Although Paul draws upon recently unearthed Deane letters, historians have known most of what Deane reveals for quite some time. What makes Unlikely Allies such a delight is the panache with which Paul spins his warts-and-all tale. He takes us inside the courts of London and Versailles and reveals levels of deceit and double-cross that read as if we’re guiltily indulging in an overwrought soap opera. The tale he tells would be histrionic if it were not actual history.
Paul writes that “sometimes history happens by accident,” and what more can one say about a revolution whose fate hung upon whether a French chevalier (Beaumont) suspected of being a woman turned over documents incriminating the French king of violating a treaty with Britain?

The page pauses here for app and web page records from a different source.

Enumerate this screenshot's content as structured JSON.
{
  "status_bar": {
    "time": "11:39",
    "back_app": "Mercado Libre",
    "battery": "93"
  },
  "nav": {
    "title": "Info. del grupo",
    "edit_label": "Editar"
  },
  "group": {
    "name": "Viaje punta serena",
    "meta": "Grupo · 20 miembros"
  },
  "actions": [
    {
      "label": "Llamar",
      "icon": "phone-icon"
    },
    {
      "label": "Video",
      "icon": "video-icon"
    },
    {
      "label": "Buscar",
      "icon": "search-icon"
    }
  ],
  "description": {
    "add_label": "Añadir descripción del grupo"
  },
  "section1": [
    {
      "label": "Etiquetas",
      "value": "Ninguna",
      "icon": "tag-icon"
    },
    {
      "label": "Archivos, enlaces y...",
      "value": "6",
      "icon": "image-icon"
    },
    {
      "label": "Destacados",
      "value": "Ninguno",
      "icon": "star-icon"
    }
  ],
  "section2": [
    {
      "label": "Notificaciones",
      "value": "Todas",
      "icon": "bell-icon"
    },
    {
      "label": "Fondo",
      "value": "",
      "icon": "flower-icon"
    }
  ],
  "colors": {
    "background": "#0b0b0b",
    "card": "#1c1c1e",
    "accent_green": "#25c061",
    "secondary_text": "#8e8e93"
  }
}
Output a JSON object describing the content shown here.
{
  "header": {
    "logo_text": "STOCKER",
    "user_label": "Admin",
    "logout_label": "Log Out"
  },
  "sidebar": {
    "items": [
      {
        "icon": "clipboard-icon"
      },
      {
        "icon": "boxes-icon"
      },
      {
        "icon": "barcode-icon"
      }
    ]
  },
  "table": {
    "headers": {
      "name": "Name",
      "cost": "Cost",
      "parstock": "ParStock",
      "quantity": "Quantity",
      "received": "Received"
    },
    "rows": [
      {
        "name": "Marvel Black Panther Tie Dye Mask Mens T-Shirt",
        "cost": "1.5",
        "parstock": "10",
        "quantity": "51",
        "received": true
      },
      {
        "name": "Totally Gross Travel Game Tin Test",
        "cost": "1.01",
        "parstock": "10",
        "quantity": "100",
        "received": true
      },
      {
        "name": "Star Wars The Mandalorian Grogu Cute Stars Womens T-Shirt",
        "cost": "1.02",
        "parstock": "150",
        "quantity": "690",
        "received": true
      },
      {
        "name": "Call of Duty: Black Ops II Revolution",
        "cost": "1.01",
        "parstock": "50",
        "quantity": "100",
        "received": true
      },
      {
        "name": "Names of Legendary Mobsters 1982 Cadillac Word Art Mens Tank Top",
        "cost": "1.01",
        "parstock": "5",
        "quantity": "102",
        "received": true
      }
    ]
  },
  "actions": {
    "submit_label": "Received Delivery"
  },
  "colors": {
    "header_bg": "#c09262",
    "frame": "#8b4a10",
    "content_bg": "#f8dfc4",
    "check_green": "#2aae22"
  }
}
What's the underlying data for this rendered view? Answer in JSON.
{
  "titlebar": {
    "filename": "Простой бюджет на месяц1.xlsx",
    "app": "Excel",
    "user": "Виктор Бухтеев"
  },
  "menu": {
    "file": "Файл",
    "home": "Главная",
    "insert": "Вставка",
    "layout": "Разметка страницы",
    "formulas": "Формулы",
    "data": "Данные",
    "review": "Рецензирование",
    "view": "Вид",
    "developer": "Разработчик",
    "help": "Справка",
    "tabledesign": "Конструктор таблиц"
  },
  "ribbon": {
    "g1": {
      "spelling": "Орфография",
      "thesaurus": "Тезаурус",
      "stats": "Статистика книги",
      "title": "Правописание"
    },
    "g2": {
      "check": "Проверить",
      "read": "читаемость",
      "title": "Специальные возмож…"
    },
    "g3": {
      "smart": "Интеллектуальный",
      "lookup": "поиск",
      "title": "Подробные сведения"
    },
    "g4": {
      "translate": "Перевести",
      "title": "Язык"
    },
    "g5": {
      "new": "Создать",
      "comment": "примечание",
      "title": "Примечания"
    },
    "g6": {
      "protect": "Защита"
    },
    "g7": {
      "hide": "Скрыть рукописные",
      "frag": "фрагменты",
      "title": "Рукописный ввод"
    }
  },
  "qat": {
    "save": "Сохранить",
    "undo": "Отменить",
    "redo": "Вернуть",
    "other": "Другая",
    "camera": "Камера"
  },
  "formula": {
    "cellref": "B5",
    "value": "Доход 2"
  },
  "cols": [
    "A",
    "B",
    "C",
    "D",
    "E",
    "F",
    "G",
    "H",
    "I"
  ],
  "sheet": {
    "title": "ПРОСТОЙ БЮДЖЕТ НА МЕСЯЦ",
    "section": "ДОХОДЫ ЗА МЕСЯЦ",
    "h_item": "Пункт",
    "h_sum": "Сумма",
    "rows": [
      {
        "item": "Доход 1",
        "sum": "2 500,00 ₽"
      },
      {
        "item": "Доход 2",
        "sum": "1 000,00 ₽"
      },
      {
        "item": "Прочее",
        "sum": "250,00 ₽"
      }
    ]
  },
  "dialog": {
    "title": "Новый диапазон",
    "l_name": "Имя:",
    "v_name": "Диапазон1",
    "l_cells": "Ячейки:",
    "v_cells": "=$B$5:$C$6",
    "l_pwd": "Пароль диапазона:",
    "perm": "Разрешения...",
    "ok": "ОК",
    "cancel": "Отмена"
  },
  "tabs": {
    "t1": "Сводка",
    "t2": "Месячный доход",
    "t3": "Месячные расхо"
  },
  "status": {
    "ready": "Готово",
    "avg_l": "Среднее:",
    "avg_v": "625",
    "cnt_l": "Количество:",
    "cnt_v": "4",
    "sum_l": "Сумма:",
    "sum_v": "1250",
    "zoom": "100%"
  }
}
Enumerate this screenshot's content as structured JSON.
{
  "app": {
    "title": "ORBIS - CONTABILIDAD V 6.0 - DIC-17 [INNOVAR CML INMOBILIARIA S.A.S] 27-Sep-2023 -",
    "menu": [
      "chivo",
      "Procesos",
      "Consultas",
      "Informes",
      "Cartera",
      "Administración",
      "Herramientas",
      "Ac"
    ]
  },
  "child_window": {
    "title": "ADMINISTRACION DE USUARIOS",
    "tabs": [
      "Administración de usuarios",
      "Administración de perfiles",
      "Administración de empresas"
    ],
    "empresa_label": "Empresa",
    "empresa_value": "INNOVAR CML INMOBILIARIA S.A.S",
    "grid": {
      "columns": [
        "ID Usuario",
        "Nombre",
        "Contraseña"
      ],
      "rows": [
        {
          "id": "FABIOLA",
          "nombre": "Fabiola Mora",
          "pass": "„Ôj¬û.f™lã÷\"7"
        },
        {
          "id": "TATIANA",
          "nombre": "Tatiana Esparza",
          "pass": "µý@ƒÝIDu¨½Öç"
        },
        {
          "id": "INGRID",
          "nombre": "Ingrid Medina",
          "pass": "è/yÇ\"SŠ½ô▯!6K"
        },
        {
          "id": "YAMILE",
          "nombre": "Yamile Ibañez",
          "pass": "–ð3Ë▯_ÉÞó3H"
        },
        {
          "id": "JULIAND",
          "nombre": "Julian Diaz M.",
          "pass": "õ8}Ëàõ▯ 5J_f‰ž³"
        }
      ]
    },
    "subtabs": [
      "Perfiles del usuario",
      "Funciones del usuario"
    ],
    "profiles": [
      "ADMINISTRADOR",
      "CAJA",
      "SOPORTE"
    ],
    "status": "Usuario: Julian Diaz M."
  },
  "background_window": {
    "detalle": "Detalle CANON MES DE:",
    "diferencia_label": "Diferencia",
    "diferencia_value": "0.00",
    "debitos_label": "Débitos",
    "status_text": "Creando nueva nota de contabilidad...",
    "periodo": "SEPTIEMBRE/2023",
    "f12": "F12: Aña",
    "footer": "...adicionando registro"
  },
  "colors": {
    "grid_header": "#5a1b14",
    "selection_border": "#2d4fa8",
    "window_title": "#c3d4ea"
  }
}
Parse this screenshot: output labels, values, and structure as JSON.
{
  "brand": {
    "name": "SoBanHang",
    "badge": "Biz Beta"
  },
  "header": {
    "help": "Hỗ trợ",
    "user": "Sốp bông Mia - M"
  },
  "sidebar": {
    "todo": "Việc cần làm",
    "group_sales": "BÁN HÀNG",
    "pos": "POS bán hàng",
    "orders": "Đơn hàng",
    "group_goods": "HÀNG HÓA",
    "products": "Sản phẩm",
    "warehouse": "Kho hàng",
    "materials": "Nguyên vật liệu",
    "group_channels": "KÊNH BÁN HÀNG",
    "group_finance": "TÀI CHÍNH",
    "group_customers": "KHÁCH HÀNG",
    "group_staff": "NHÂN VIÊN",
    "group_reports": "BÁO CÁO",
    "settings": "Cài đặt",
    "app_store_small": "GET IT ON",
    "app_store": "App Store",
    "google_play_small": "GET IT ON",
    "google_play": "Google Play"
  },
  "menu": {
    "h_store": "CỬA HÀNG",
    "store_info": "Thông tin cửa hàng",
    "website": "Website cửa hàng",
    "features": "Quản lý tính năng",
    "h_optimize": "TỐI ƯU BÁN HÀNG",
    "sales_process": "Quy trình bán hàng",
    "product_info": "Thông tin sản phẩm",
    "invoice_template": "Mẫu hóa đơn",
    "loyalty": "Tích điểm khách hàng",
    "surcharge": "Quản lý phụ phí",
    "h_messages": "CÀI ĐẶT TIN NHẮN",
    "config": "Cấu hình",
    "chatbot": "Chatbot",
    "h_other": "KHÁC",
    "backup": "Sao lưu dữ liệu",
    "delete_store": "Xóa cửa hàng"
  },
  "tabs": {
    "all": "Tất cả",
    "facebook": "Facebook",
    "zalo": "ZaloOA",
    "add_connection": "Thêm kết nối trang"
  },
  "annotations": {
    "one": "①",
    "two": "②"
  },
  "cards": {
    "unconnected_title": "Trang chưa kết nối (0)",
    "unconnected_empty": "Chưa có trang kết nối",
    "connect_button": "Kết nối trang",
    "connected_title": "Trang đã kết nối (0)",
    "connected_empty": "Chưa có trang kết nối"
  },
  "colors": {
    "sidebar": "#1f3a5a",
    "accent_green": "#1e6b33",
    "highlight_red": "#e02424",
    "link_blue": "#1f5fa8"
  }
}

Or that the social climber (Beaumarchais) who negotiated both the return of the evidence and support for the American cause would be best remembered for penning The Marriage of Figaro and The Barber of Seville? Or that the fate of American independence would take place in an environment more riddled with spies than a John le Carré novel?
Deane emerges as one of the very few selfless actors in the comic-tragedy of the American Revolution. His tireless efforts cost him his fortune, his wife (who died when he was abroad) and his reputation. Not only was he the target of false accusations by political enemies at home but his doubt about the ability of the rebels to win and his counsel that a treaty should be negotiated with Britain ultimately cost him a place in the pantheon of American patriots. Paul does not apologize for taking the sheen off of heroes. As he writes, “By placing the founders of our nation on a pedestal, we risk setting up an impossible standard for future generations to follow.” Those reading Paul’s page-turner will surely know better.
Weir, a historian and freelance journalist, is a visiting lecturer in the UMass history department.